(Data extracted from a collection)
● ● ● ● ●

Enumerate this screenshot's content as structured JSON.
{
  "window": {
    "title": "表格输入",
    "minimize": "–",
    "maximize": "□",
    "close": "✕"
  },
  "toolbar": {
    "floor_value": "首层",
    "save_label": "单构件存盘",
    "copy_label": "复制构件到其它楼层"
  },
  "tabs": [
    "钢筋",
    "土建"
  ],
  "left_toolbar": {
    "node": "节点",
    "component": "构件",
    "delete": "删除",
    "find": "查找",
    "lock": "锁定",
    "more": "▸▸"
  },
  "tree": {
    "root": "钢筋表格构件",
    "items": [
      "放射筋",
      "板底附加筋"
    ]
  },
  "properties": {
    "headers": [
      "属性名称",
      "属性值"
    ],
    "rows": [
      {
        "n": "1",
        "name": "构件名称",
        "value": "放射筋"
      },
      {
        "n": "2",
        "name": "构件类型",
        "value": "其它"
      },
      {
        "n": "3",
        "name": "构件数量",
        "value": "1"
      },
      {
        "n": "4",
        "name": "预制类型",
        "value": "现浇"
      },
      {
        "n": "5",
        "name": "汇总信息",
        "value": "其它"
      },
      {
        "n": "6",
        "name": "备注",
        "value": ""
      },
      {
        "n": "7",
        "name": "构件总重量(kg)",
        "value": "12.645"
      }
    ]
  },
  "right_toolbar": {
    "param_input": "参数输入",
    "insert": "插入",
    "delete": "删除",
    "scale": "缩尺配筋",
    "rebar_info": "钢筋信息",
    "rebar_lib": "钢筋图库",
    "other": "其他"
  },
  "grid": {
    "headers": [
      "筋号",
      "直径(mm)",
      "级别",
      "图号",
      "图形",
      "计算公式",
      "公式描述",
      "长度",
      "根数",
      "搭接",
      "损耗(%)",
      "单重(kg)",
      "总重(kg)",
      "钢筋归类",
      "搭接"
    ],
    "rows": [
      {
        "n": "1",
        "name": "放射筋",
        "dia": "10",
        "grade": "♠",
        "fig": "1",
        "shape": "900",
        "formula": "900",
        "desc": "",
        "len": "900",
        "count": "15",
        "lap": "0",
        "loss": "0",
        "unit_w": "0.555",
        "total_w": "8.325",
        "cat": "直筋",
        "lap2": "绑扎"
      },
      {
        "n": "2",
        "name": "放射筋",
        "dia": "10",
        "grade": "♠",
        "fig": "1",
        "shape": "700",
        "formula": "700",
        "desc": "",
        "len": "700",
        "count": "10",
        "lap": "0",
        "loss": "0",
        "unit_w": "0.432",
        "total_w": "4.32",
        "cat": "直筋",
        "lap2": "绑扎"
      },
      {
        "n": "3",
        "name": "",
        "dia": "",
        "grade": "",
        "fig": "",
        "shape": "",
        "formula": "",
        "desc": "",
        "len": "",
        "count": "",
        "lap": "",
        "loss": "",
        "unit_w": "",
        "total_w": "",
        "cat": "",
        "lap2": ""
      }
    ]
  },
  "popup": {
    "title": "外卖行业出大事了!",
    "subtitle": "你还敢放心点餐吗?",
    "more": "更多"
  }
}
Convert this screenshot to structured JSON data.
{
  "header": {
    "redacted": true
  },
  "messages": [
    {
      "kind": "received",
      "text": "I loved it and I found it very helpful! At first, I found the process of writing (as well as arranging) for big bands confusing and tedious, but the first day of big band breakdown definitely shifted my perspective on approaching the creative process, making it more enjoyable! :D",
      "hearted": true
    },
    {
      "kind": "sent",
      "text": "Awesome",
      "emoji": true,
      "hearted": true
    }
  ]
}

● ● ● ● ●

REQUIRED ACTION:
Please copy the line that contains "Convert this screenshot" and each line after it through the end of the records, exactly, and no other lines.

RESPONSE:
Convert this screenshot to structured JSON data.
{
  "header": {
    "redacted": true
  },
  "messages": [
    {
      "kind": "received",
      "text": "I loved it and I found it very helpful! At first, I found the process of writing (as well as arranging) for big bands confusing and tedious, but the first day of big band breakdown definitely shifted my perspective on approaching the creative process, making it more enjoyable! :D",
      "hearted": true
    },
    {
      "kind": "sent",
      "text": "Awesome",
      "emoji": true,
      "hearted": true
    }
  ]
}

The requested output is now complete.